[Component data from apps and pages]

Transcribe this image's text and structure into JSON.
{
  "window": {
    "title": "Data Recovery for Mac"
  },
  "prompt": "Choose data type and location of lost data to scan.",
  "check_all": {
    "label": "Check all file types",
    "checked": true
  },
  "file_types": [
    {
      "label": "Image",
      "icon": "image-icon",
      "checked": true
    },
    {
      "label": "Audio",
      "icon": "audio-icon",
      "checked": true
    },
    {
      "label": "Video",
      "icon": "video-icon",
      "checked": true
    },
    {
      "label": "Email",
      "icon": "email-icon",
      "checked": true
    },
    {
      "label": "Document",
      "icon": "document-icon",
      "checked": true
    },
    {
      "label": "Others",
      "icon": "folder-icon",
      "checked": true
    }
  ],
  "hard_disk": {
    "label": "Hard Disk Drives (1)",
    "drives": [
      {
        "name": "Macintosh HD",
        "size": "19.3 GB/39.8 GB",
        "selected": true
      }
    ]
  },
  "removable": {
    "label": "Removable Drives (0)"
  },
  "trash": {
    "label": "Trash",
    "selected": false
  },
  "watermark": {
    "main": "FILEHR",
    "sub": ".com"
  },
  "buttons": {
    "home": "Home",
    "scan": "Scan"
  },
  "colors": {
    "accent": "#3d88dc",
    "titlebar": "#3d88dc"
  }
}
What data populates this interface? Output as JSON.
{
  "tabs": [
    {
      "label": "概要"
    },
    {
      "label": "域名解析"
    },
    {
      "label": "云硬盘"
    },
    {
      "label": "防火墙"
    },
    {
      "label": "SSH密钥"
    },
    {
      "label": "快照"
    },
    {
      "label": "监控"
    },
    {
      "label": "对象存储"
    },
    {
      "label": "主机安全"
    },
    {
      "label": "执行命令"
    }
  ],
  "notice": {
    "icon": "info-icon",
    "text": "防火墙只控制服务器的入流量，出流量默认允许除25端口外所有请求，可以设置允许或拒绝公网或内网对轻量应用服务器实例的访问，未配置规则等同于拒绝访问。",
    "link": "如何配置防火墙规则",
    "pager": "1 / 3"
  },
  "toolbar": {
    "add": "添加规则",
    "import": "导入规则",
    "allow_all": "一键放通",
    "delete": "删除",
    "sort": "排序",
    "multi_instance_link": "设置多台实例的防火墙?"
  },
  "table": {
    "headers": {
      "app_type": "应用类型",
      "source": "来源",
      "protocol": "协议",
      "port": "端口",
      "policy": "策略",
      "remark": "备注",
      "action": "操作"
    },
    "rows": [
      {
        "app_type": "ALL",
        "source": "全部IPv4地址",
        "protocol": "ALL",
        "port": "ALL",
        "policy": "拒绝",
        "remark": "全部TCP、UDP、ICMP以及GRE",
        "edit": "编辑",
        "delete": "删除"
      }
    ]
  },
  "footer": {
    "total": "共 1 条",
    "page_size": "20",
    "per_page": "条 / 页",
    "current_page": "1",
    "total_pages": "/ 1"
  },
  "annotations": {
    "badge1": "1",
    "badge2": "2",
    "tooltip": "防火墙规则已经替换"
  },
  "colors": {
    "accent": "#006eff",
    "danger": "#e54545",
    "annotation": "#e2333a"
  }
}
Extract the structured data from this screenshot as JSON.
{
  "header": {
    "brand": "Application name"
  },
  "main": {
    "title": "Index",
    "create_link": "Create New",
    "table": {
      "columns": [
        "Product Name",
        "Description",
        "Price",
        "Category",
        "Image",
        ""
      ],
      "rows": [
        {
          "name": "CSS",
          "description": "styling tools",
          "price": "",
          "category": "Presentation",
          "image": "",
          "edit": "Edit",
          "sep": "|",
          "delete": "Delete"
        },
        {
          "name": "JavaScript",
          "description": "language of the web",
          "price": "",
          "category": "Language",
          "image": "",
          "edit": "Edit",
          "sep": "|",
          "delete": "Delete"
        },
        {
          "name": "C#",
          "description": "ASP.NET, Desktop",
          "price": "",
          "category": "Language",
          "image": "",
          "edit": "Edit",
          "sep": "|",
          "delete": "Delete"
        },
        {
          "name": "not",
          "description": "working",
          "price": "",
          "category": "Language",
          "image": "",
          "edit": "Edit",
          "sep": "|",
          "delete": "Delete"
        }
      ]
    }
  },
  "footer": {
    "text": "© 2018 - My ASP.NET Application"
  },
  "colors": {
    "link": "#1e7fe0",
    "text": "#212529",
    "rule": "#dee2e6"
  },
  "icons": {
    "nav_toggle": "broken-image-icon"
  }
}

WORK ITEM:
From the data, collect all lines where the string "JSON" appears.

RESULT OF THIS TASK:
Transcribe this image's text and structure into JSON.
What data populates this interface? Output as JSON.
Extract the structured data from this screenshot as JSON.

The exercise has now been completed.